So, let’s move outside the income tax. Popular liberal proposals to impose a 30 percent minimum tax on “millionaires” and to more aggressively tax banks, hedge-fund managers, and oil and gas companies would raise a combined 0.1 percent of GDP, according to CBO data. Doubling corporate tax rates would add 0.7 percent of GDP until the entire Fortune 500 moves its headquarters to the Cayman Islands or Ireland.
This pushes the full “bludgeon the rich” revenues to around 2 percent of GDP, or about $400 billion per year. Still not nearly enough for a 4 percent of GDP Green New Deal (or the rest of the liberal wish list plus deficit reduction).
A common liberal retort is that the economy survived 91 percent income-tax rates under President Eisenhower and 70 percent tax rates through the 1970s. That does not mean those policies raised much revenue. Tax exclusions and high income thresholds shielded nearly everyone from these tax rates — to the degree that the richest 1 percent of earners paid lower effective income-tax rates in the 1950s than today. In 1960, only eight taxpayers paid the 91 percent rate. Overall, today’s 8.2 percent of GDP in federal income-tax revenues exceeds that of the 1950s (7.2 percent), 1960s (7.6 percent), and 1970s (7.9 percent). Those earlier decades were not a tax-the-rich utopia.
Not a single country in the OECD has a 70 percent tax bracket. Indeed, America’s top combined income- and payroll-tax rate already exceeds that of England, Germany, and Norway, and is only 7 points below that of France. Europe finances its generous welfare states through steep value-added taxes that hit the entire population.
And like its counterpart in Europe, the American middle class would have to fund socialism because it earns most of the national income. The top-earning 5 percent of families and pass-through businesses currently account for 30 percent of all income. That means that 70 percent of this tax base comes from those outside the top 5 percent. Furthermore, that top 5 percent already pays 42 percent of all federal taxes, including 61 percent of all federal income taxes, which leaves less room for additional taxes.
Increasing federal spending by 21 percent of GDP to fund Democratic socialism — even after slashing defense — would require either a 55 percent payroll tax increase, or 115 percent value-added tax, according to CBO data.
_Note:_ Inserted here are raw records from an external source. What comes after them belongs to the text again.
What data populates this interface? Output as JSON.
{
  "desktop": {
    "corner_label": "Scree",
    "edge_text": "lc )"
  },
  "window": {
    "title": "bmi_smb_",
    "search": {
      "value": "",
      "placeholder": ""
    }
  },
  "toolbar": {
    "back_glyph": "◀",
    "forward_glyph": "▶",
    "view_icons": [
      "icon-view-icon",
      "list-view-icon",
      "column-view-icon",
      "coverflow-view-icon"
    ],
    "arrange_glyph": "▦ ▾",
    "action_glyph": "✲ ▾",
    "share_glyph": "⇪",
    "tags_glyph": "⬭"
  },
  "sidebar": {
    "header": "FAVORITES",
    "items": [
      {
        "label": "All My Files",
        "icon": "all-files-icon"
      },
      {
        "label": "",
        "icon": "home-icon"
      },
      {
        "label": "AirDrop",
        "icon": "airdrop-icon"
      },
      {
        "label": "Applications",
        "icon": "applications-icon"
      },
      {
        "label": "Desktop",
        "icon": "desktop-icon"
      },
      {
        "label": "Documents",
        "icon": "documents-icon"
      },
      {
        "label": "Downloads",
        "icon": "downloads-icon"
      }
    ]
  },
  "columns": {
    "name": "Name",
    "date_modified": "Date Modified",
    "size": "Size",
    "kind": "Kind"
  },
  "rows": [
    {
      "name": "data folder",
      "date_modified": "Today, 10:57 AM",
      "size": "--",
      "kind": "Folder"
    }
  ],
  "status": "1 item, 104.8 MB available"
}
Acknowledging this brutal middle-class burden would immediately end any public flirtation with “free-lunch socialism.” Which is why the Left refuses to move beyond “tax the rich” talking points and actually lay out a specific, comprehensive proposal of spending and tax increases. If the numbers added up, the Left would have produced them.
This piece originally appeared at the National Review Online
Brian M. Riedl is a senior fellow at the Manhattan Institute. Previously, he worked for six years as chief economist to Senator Rob Portman (R-OH) and as staff director of the Senate Finance Subcommittee on Fiscal Responsibility and Economic Growth. Follow him on Twitter here.